Biologists move shad upstream to spawn

After a four-year journey that has taken them thousands of miles, American shad that spawn in the Savannah River are getting some special assistance this year.

 

"Once they get this far, it's a shame if they're blocked from the last leg of their trip," said Amanda Meadows, a Nature Conservancy biologist who joined an unusual fish rescue project Tuesday.

The problem is New Savannah Bluff Lock and Dam, which separates the lower river from the rocky shoals above Augusta, where the migratory shad spawn.

Usually the lock gates are opened every few days during the spring, allowing roe-laden shad to swim upstream. In February, however, the lock valves failed -- and the gates are frozen shut.

On Tuesday, biologists from Georgia, South Carolina, the U.S. Fish & Wildlife Service, the Army Corps of Engineers and The Nature Conservancy converged at the dam's tailrace, where they used boats, trucks and electricity to capture as many shad as possible. Altogether, they caught 362 shad.

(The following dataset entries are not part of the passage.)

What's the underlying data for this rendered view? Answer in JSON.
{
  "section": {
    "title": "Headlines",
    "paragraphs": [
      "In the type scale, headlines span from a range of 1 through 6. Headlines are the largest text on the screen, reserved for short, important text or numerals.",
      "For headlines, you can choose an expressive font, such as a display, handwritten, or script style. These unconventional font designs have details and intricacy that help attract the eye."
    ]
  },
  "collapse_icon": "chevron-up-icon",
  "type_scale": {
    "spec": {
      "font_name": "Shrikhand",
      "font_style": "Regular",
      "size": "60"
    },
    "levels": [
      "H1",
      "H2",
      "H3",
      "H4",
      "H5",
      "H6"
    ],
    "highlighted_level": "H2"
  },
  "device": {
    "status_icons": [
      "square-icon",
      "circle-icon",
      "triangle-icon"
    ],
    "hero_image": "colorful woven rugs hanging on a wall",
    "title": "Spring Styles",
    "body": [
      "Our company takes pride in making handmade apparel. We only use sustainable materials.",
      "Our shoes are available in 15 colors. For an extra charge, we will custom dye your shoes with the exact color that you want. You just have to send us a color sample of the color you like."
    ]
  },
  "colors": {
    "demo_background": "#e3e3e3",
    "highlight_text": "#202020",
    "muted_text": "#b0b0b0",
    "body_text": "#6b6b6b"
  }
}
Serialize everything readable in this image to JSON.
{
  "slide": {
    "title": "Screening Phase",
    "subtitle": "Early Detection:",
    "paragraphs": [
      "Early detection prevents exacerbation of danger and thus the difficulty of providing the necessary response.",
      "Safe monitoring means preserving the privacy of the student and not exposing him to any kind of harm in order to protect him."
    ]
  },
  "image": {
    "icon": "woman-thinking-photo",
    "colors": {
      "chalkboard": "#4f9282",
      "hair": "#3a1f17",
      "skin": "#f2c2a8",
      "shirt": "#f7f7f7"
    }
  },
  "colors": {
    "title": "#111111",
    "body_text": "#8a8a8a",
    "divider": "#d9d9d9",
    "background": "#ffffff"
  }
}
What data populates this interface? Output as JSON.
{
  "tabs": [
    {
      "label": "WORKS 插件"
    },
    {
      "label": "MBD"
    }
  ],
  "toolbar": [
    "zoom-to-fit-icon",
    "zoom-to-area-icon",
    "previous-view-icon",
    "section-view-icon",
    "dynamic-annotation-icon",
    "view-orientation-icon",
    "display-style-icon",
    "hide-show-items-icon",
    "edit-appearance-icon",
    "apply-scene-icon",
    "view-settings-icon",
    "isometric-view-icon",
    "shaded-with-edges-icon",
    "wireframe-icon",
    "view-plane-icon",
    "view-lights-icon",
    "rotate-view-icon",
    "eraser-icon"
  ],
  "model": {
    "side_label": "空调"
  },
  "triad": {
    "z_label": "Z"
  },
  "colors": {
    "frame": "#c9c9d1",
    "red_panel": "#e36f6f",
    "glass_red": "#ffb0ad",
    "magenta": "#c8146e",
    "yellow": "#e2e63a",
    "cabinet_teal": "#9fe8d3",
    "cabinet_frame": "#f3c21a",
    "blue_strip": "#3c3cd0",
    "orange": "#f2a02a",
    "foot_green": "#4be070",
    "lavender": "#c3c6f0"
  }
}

"We're moving as many fish as we can from below the dam to above the dam," said U.S. Fish & Wildlife Service biologist Tripp Boltin. "We want to give them a chance to spawn."

Boats rigged with steel cables attached to generators moved in slow circles, allowing electric current to briefly stun the fish. The twitching shad were then netted, placed in tanks and driven to a landing above the dam.

Then they were released.

Shad spend four years at sea before they mature and return to the river where they were hatched, Mr. Boltin said. Each female lays 100,000 or more eggs, of which only a handful might survive.

The fish once migrated by the millions up the Savannah. During the past century, however, dams and lakes eliminated 95 percent of their spawning habitat, which makes the remaining shoals above Augusta more critical than ever.

Tuesday's effort could allow at least some fish to complete their voyage, Mr. Boltin said.

The success won't be known for four years, when shad hatched in the river this year complete their tenure in the North Atlantic Ocean and return to Augusta to renew the cycle.

A poor spawn this year, Mr. Boltin said, will reduce the number of shad that return four years from now.

Reduced populations are a national concern because shad are important commercial species in Northern states, where they are harvested for roe.

Their spawning areas, however, range from Maine to Florida, and their habitat has declined in virtually every Eastern river.

Because of their wide impact on commercial fisheries -- and their value as forage fish for important offshore species such as tuna and codfish -- it is imperative that states, conservation groups and federal agencies work together to preserve the shad's remaining inland habitat, Dr. Meadows said.

"It takes a tremendous multiagency effort," she said. "It takes a village to raise a shad."

Reach Rob Pavey at 868-1222, ext. 119, or rob.pavey@augustachronicle.com.

SHAD AND THE SAVANNAH RIVER

- The Savannah River's dwindling shad population spawns in the shoals above Augusta, but only a few fish can swim past New Savannah Bluff to get there.

- Shad hatched in our river swim out to sea and complete a 3,000-mile journey before returning to the same river four years later to spawn and die.

- Shad, which travel in huge schools to Canada and Iceland as they slowly mature, were a perennial food staple for Indian tribes and Colonial settlers in the Augusta area.

- In the 1700s, an estimated 10 million shad made the journey up the Savannah River each spring, where they migrated 300 miles inland, to Tallulah Falls.

- In the past century, dams eliminated 95 percent of the shoals spawning habitat, and today's migrations include only 200,000 to 300,000 fish.

- Estimates compiled in the 1980s indicated that fewer than 18,000 shad make it past New Savannah Bluff, even when locks were opened during spawning season.

- Biologists now believe the decline of shad and other forage fish is linked to declining populations of important food species, such as tuna, codfish and redfish.

- Efforts by federal and state agencies to improve shad reproduction in the Savannah are being duplicated in dozens of other East Coast rivers, in hopes of preventing their further decline.

Sources: U.S. Fish & Wildlife Service, National Marine Fisheries Service, The Nature Conservancy